▸ **Work required**
Please count how many lines in the entries below contain "units" and reply with the figure alone.

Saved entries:
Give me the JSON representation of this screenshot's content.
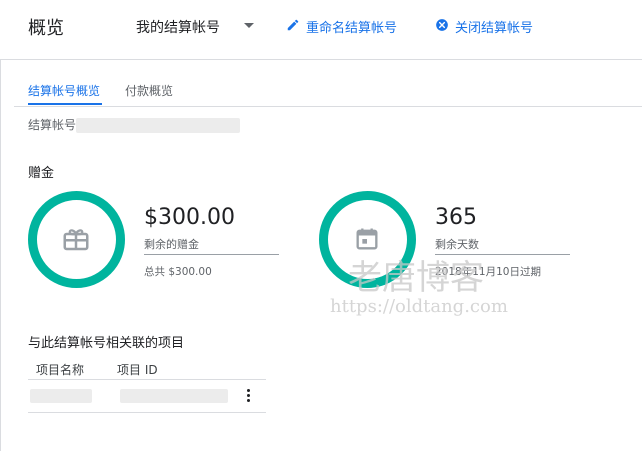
{
  "header": {
    "title": "概览",
    "account_name": "我的结算帐号",
    "rename_label": "重命名结算帐号",
    "close_label": "关闭结算帐号"
  },
  "tabs": [
    {
      "label": "结算帐号概览",
      "active": true
    },
    {
      "label": "付款概览",
      "active": false
    }
  ],
  "account_id_label": "结算帐号",
  "credits": {
    "section_title": "赠金",
    "amount": {
      "value": "$300.00",
      "label": "剩余的赠金",
      "total": "总共 $300.00"
    },
    "days": {
      "value": "365",
      "label": "剩余天数",
      "expiry": "2018年11月10日过期"
    }
  },
  "projects": {
    "section_title": "与此结算帐号相关联的项目",
    "columns": [
      "项目名称",
      "项目 ID"
    ]
  },
  "watermark": {
    "title": "老唐博客",
    "url": "https://oldtang.com"
  },
  "colors": {
    "accent": "#1a73e8",
    "ring": "#00b49e",
    "icon": "#9aa0a6"
  },
  "icons": {
    "rename": "edit-pencil-icon",
    "close": "close-circle-icon",
    "gift": "gift-card-icon",
    "calendar": "calendar-icon",
    "more": "more-vert-icon",
    "dropdown": "caret-down-icon"
  }
}
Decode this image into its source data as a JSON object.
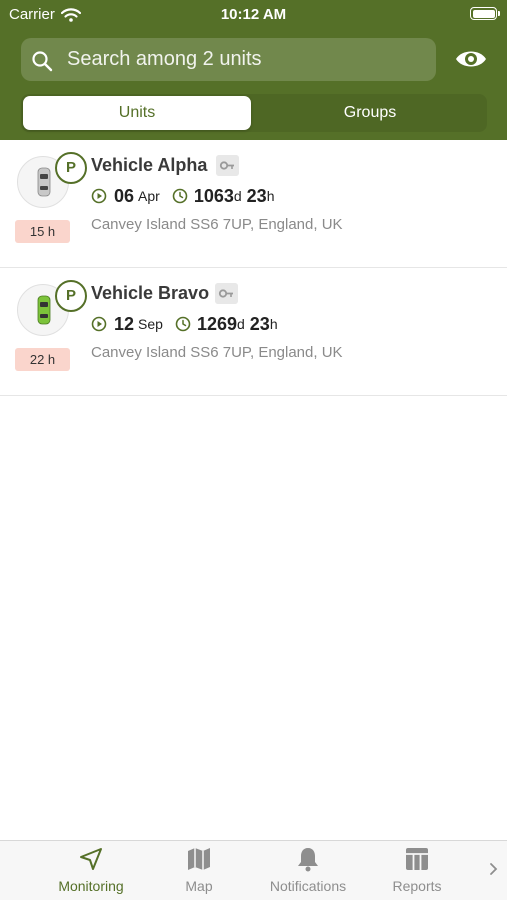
{
  "status_bar": {
    "carrier": "Carrier",
    "time": "10:12 AM"
  },
  "search": {
    "placeholder": "Search among 2 units"
  },
  "segments": {
    "units": "Units",
    "groups": "Groups"
  },
  "units": [
    {
      "name": "Vehicle Alpha",
      "park_badge": "P",
      "duration": "15 h",
      "date_day": "06",
      "date_month": "Apr",
      "age_days": "1063",
      "age_d_unit": "d",
      "age_hours": "23",
      "age_h_unit": "h",
      "address": "Canvey Island SS6 7UP, England, UK",
      "car_color": "#c8c8c8"
    },
    {
      "name": "Vehicle Bravo",
      "park_badge": "P",
      "duration": "22 h",
      "date_day": "12",
      "date_month": "Sep",
      "age_days": "1269",
      "age_d_unit": "d",
      "age_hours": "23",
      "age_h_unit": "h",
      "address": "Canvey Island SS6 7UP, England, UK",
      "car_color": "#7cc33a"
    }
  ],
  "tabbar": {
    "monitoring": "Monitoring",
    "map": "Map",
    "notifications": "Notifications",
    "reports": "Reports"
  },
  "colors": {
    "brand": "#557028",
    "duration_badge": "#fad5cc"
  }
}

▸ **Exercise answer**
3